The Mob Rises Again: Just as Acapulco was dusting itself off, organized crime is back in, doing the extortion with the city's public transport. Taxis, Urvans, and busses are now full of fear, with drivers facing threats, murders, and a 10-day strike that left the streets eerily silent. The authorities are trying to get back, offering patrols and temporary routes, but it's a delicate situation with a potentially deadly outcome.

Culture Center: Remember that time the National Guard took over the Acapulco Cultural Center and turned it into their personal barracks? Well, they're finally moving out, leaving behind a trail of paint-splattered kitchens, bedroom patios, and laundry-room hallways. The good news is, renovations are set to begin in February, so hopefully the kids can get back to their art classes without dodging military laundry.

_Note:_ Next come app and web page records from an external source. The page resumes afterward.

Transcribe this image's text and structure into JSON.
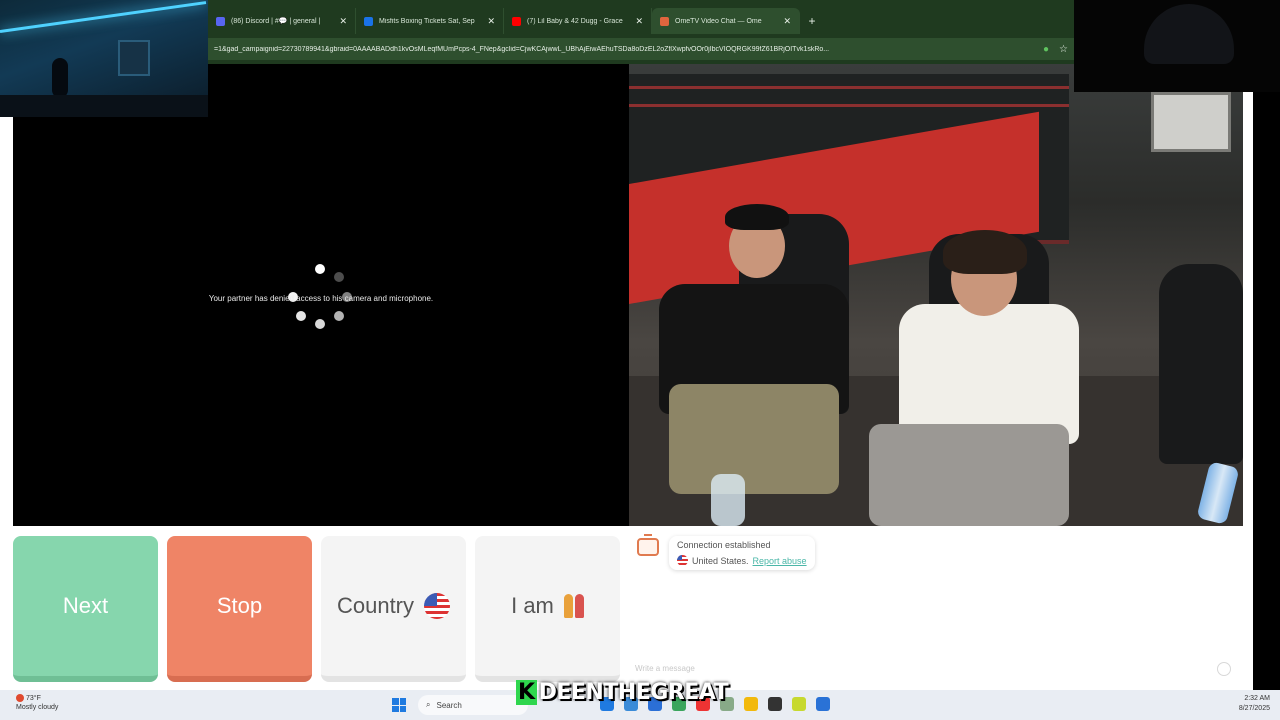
{
  "browser": {
    "tabs": [
      {
        "title": "(86) Discord | #💬 | general |",
        "fav_color": "#5865f2",
        "active": false
      },
      {
        "title": "Misfits Boxing Tickets Sat, Sep",
        "fav_color": "#1a73e8",
        "active": false
      },
      {
        "title": "(7) Lil Baby & 42 Dugg - Grace",
        "fav_color": "#ff0000",
        "active": false
      },
      {
        "title": "OmeTV Video Chat — Ome",
        "fav_color": "#e0653e",
        "active": true
      }
    ],
    "new_tab": "+",
    "url": "=1&gad_campaignid=22730789941&gbraid=0AAAABADdh1kvOsMLeqfMUmPcps-4_FNep&gclid=CjwKCAjwwL_UBhAjEiwAEhuTSDa8oDzEL2oZflXwpfvOOr0jIbcVIOQRGK99fZ61BRjOITvk1skRo..."
  },
  "partner": {
    "message": "Your partner has denied access to his camera and microphone."
  },
  "controls": {
    "next": "Next",
    "stop": "Stop",
    "country": "Country",
    "iam": "I am"
  },
  "chat": {
    "status": "Connection established",
    "country": "United States.",
    "report": "Report abuse",
    "placeholder": "Write a message"
  },
  "taskbar": {
    "weather_temp": "73°F",
    "weather_desc": "Mostly cloudy",
    "search": "Search",
    "time": "2:32 AM",
    "date": "8/27/2025"
  },
  "stream_overlay": {
    "name_k": "K",
    "name_rest": "DEENTHEGREAT"
  },
  "colors": {
    "next_green": "#86d6ad",
    "stop_orange": "#ef8466",
    "browser_green": "#1f3a1f"
  }
}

Children playing soccer on a beach in Acapulco, symbolizing hope and resilience in the face of adversity.
Hope plays in the sand. Acapulco's future shines bright in the eyes of its children, their laughter echoing promises of tomorrow.

Beachside Blues: Acapulco's beaches haven't been spared either. A drunk tourist took an ill-fated dip in the waves and became an unwanted resident of the ocean floor. Meanwhile, a car trunk yielded another grim discovery – a man, silent and still.

A Child Lost: Dengue, that pesky mosquito-borne party pooper, snatched a young boy named Jonathan from the world, leaving his family and the indigenous community of Acapulco mourning.

Informal Economy Takes Flight: Remember those charming street vendors who disappeared with Otis? They're back, like entrepreneurial cockroaches, lining the Las Unidas Boulevard with their colorful stalls, hawking tacos, fresh waters, and even the occasional coconut. It's a testament to the human spirit, a reminder that even after a hurricane, life finds a way to sprout like a stubborn palm tree.

Birding in a Battered Paradise: And speaking of palm trees, the bird expert André Sebastián Fuentes Vega isn't too happy with the authorities' replanting efforts. Apparently, they're putting back invasive species that don't do much for the local feathered friends. So, while you're sipping your piña colada and dodging street vendors, keep an eye out for André and his birdwatching brigade – they might just give you a new perspective on Acapulco's post-Otis landscape.

Acapulco's recovery is a slow motion, one step forward, two steps back. But amidst the debris and despair, there are flickers of hope, flashes of resilience. It is still too early to say precisely what the future holds for Acapulco. But one thing is clear: the city is not giving up. Acapulco is a survivor, and it will weather this storm.